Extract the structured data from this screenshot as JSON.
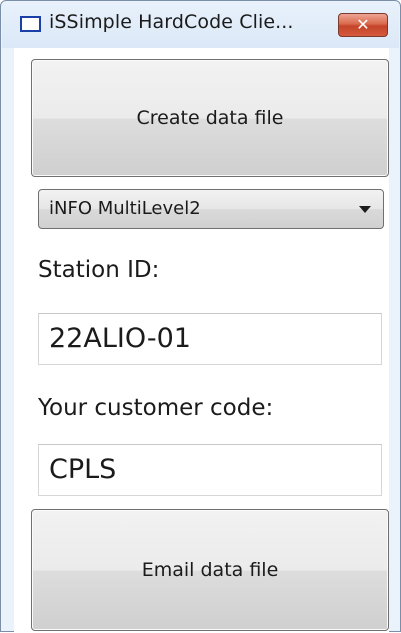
{
  "window": {
    "title": "iSSimple HardCode Clie...",
    "close_label": "✕"
  },
  "buttons": {
    "create_label": "Create data file",
    "email_label": "Email data file"
  },
  "dropdown": {
    "selected": "iNFO MultiLevel2"
  },
  "station": {
    "label": "Station ID:",
    "value": "22ALIO-01"
  },
  "customer": {
    "label": "Your customer code:",
    "value": "CPLS"
  },
  "icons": {
    "app": "window-icon",
    "close": "close-icon",
    "dropdown": "chevron-down-icon"
  },
  "colors": {
    "close_button": "#d65a3d",
    "app_icon_border": "#1a3fa6",
    "window_frame": "#dbe8f7"
  }
}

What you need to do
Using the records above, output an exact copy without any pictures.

Solution to this problem
Extract the structured data from this screenshot as JSON.
{
  "window": {
    "title": "iSSimple HardCode Clie...",
    "close_label": "✕"
  },
  "buttons": {
    "create_label": "Create data file",
    "email_label": "Email data file"
  },
  "dropdown": {
    "selected": "iNFO MultiLevel2"
  },
  "station": {
    "label": "Station ID:",
    "value": "22ALIO-01"
  },
  "customer": {
    "label": "Your customer code:",
    "value": "CPLS"
  },
  "icons": {
    "app": "window-icon",
    "close": "close-icon",
    "dropdown": "chevron-down-icon"
  },
  "colors": {
    "close_button": "#d65a3d",
    "app_icon_border": "#1a3fa6",
    "window_frame": "#dbe8f7"
  }
}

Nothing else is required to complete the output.